Mercury is falling. Autumn finally stirs awake, and this week, the sticky humidity of summer in the city paves a path for a mild, fresh, and very welcome autumn breeze that wafts us all out of our houses and onto the streets of Barcelona. The students from the Advanced Liberal Arts Program are saying farewell to these last days of the beach and are already making their way each morning from their new homes to the different departments of the Universidad de Barcelona and the CIEE Study Center. They are attending classes that represent all areas of knowledge, and which will contribute, more than anything else, to their personal growth that which only the academic experience can attribute to young university students. “Artificial Vision”, “Cellular Biology”, “Comparative Political Systems”, “Psychopathology”, “Game Theory for Business”, “Aesthetics and Ideology of the Spanish Romanticism”, “The History of Economic Though”, “Latin American Literature until Modernism”, “Gender and History”, “Neuropsychology”, “International Economic Organization”, “Literature & Cinema in Spain”, “Philosophy of Law”, and “Phonetics and Phonology of Spanish” are only a few examples of the courses that our students will be taking in the CIEE ALA Program during this fall term.
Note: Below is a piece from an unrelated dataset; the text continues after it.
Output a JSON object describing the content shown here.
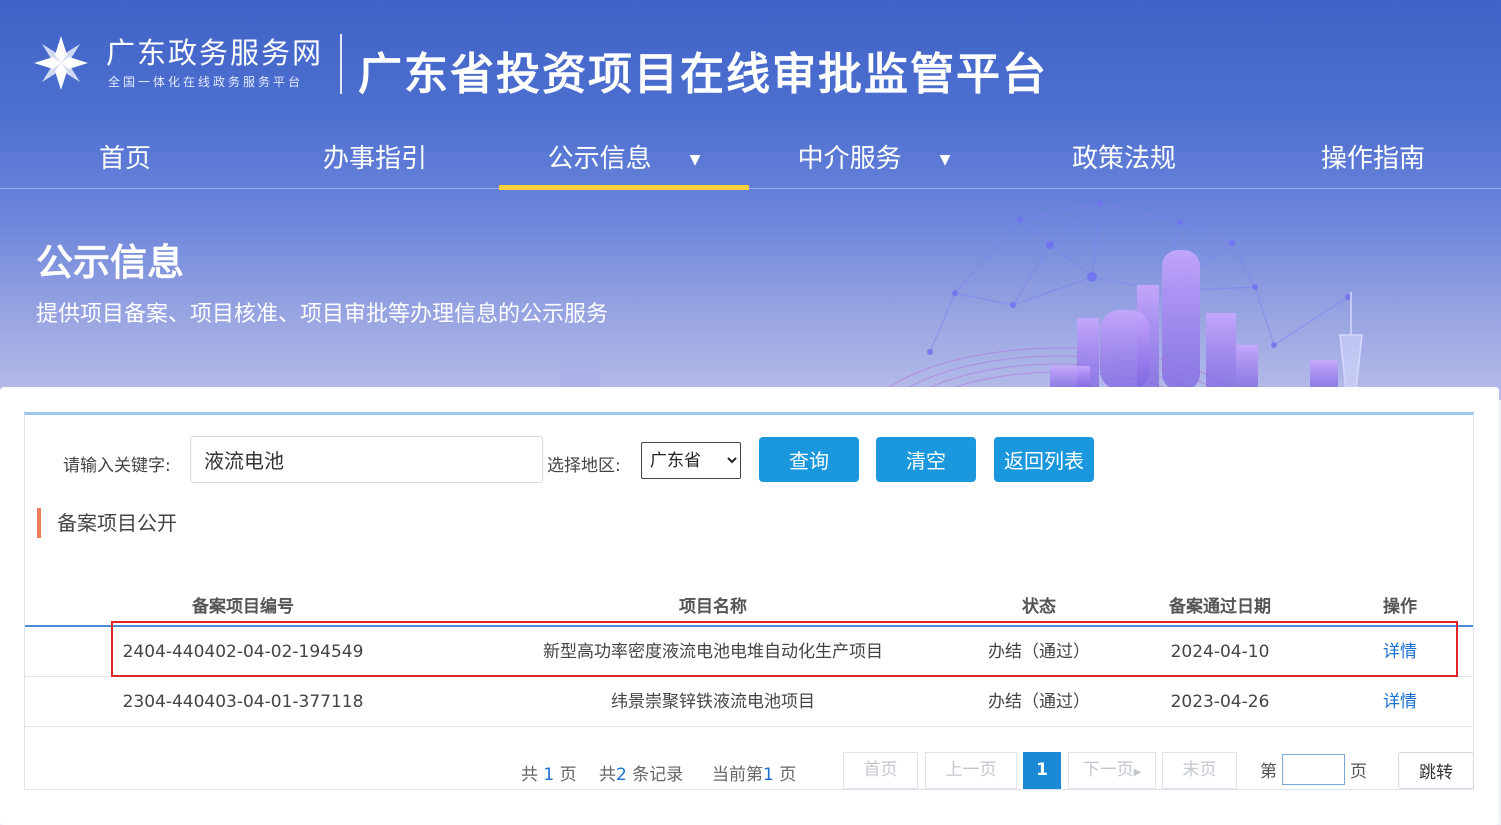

(ALA students visiting the mountain and the Benedictine abbey of Montserrat)
(Students in the University of Barcelona Old Main)
Orientation, rules of navigation, and doors to open
For any person, the first days in a new city are always special. When our students arrived in Barcelona, only a few days ago, the city was both a familiar and unfamiliar place at the same time: Familiar because they had previously researched the city, looking for literary, artistic, and cinematographic references, or because they simply had conversations with other students from their universities that had been to Barcelona before and who shared their personal experiences, inundating them with incessant advice and recommendations that, shortly after arriving, the current students began to realize were impossible to follow or reproduce. But as mentioned before, it was also an unfamiliar space because none of those conversations, nor the different screens they viewed in search of images and information before traveling, nor even the simple black and white of the page of a book could compare to the multisensory experience that invades us when we walk through the streets for the first time.
During the first week of their stay, CIEE organized a series of orientation sessions focused on facilitating this marvelous experience of being “new” in a new place: Advice on how to get around the city, how to find this place or that, detailed information about their classes would be, the Spanish education system, health & security, house rules for residences, homestays, and shared apartments… What to visit, what to try, what to see, what to taste… Different rules of navigation, new coordinates and lines to follow – all with the goal of converting that which was unfamiliar to familiar.
The saturation of information during orientation is inevitable. We know that… but in the end, what CIEE gives during these first days is a key that opens a door yet to be discovered. Or better yet, a key capable of opening a million and one doors, all of them different. And it will be these students who, during the rest of the term and from their personal and unique experiences, will go opening and closing doors until they find the right combination that unlocks “their” Barcelona.